The SASD Design programs are built to emphasize the importance of practical, theoretical, and professional activities and practices in the various design fields. Students learn about the fundamentals and details of design; their application to real-world use; design’s impact on the user population; and the various means and methods needed to take their designs from concept to reality. SASD Design facilities include studio spaces, computer labs, libraries, and an inspiring location. We have a large international community with contacts in other countries to exchange ideas, and we are proud of our international designer-in-residence program.
Each student has a space for in-class assignments with an adjacent computer design studio, a clean room for large-scale mock-ups and a well-equipped model shop and a photography studio. In addition to the full time faculty, practicing professional designers are invited to teach studio courses ensuring that the student receives a practical and current education.
An important semester event is the Open House; professional designers are invited to a portfolio review in a celebration of the student’s semester work. An aggressive summer internship program for the sophomore and junior students is key to their professional success. The senior thesis reinforces this internship experience. With the combination of a professional, robust portfolio and extensive internship experience our graduates are well prepared for an exciting and fulfilling career.

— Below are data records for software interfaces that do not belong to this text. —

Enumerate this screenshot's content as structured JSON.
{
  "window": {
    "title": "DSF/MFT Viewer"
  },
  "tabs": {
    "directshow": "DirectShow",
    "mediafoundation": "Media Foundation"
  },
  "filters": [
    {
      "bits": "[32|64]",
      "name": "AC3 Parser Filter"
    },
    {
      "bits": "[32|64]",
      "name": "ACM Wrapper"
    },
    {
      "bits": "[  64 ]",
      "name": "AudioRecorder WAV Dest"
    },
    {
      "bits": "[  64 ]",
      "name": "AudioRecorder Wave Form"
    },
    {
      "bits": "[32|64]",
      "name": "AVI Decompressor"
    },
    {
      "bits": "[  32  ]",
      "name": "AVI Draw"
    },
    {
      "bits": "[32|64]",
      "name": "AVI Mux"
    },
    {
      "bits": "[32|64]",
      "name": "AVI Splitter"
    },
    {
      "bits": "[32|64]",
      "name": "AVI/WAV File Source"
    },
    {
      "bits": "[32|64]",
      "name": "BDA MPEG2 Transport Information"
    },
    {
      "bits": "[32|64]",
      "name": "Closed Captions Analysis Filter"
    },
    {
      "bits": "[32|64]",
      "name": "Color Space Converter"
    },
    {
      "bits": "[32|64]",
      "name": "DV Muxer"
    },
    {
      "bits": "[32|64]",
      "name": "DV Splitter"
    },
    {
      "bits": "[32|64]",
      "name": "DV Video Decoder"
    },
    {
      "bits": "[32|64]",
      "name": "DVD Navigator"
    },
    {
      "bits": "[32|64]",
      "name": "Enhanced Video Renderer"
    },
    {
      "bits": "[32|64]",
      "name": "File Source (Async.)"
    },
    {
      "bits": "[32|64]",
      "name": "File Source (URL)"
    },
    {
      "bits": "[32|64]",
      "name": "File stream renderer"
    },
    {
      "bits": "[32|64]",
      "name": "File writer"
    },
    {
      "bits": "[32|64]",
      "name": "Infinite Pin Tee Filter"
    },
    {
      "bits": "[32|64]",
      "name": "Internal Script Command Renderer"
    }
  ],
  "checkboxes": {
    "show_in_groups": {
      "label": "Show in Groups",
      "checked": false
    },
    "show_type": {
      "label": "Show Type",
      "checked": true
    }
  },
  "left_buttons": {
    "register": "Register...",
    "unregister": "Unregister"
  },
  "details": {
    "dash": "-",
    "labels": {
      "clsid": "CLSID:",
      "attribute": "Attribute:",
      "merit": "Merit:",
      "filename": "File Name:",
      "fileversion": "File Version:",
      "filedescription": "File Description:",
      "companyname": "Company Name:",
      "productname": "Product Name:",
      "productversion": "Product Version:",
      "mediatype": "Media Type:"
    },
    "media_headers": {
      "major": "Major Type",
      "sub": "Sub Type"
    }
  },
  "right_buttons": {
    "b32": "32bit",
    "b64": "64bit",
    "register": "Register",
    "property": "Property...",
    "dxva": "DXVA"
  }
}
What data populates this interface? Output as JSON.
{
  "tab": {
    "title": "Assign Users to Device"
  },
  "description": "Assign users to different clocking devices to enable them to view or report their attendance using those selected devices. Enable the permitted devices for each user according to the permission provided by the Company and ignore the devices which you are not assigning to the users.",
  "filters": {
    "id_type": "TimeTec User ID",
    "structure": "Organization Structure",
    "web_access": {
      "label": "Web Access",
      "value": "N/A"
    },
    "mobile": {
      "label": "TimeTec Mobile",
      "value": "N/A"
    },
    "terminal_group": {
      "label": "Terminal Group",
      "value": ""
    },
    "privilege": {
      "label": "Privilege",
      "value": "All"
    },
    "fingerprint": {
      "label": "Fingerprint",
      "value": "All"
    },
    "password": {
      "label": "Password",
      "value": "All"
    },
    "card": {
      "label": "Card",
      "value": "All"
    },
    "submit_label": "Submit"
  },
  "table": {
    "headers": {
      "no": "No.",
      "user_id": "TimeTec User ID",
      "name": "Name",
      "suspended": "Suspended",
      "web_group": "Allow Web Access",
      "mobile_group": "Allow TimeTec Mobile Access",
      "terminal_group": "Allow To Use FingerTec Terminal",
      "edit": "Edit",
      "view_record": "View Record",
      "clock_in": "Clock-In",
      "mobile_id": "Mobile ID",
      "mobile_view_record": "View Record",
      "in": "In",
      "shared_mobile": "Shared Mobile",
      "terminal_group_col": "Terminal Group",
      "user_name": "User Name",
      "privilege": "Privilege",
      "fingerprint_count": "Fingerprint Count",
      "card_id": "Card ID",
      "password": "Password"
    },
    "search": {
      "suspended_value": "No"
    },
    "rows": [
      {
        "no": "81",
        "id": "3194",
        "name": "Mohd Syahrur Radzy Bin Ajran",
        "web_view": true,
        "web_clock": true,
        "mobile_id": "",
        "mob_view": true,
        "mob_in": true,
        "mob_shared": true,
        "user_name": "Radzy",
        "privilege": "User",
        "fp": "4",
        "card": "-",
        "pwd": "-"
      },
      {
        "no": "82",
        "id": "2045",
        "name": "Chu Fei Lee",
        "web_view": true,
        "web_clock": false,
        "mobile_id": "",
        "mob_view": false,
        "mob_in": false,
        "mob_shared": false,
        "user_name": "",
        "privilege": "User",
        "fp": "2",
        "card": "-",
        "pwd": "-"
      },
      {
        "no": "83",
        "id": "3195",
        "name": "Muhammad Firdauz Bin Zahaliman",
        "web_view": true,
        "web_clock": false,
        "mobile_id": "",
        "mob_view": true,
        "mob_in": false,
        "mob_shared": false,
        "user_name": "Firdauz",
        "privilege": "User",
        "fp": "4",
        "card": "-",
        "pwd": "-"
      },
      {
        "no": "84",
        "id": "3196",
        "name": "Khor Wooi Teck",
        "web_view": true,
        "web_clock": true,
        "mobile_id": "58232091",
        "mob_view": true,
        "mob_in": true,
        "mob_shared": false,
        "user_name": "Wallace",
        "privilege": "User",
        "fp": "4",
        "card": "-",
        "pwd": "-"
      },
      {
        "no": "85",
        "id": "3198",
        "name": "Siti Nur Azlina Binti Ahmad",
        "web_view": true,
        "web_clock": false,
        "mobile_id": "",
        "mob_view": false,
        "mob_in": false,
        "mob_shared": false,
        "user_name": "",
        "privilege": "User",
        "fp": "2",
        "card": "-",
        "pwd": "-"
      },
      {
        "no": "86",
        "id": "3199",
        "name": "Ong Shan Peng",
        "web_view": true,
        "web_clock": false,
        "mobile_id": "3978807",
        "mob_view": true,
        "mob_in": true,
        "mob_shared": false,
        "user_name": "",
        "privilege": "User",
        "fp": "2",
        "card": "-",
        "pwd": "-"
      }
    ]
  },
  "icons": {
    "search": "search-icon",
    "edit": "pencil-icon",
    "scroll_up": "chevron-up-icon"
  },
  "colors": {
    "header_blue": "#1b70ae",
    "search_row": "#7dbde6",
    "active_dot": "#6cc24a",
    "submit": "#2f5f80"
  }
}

We have a strong Computer Aided Design (CAD) emphasis balanced by traditional skill development. We use powerful programs that include Vellum 3D, form•Z, Photoshop, Illustrator, IronCAD, Alias Studio, Maya, Final Cut Pro, Premiere, Flash, and Solidworks. An example of our cutting-edge use of technology is in the Junior design studio, where students use the computer to directly create prototypes using stereolithography through a local high technology company.
Connecticut has a spectacular history of innovation, invention, engineering, illustration, and design. Connecticut has the highest patents per capita. Many well-established corporations and a rapidly growing array of new high technology companies are in the immediate area. Bridgeport Machines, Dictaphone, Pitney Bowes, Remington, and Sikorsky Aircraft Corporation are next door and the World Headquarters of General Electric is in the nearby town of Fairfield. Evo, Product Ventures, Group Four Design, and 9th Wave are just a sample of the consulting animation, advertising, and interior design design firms a short distance from Bridgeport.
Learning Outcomes and Assessments
SASD promotes student learning and performance through various means designed to maximize students’ skills, knowledge base, and production abilities. Each program (Graphic Design, Industrial Design, and Interior Design) utilizes the following in pursuit of these objectives.
- Demonstrate ability to identify, analyze, and solve design problems.
Assessment: Portfolio projects and project research.
Demonstrate mastery of design tools, techniques, and concepts in design.
Assessment: Projects and portfolios that evidence craftsmanship and adherence to project parameters.
Demonstrate an understanding of the aesthetics of form development, and of the history and current state of design.
Assessment: Projects, papers, and presentations for art and design history courses; in studio courses, projects that appropriately reference historical precedents.
Demonstrate proficiency in selection and use of relevant technologies in design. Abilities to use available technical and industrial processes to produce a design product, and to design and implement such a process.
Assessment: Project and portfolio materials planned to be feasibly reproducible by industrial means rather than by one-off or by hand.
Demonstrate an understanding of the cultural and societal connections linking design trends and processes as well as a knowledge of business practices and of the market place.
Assessment: Projects and portfolio solutions that are culturally- and audience-appropriate for the problem as posed by the business and market briefs for the project.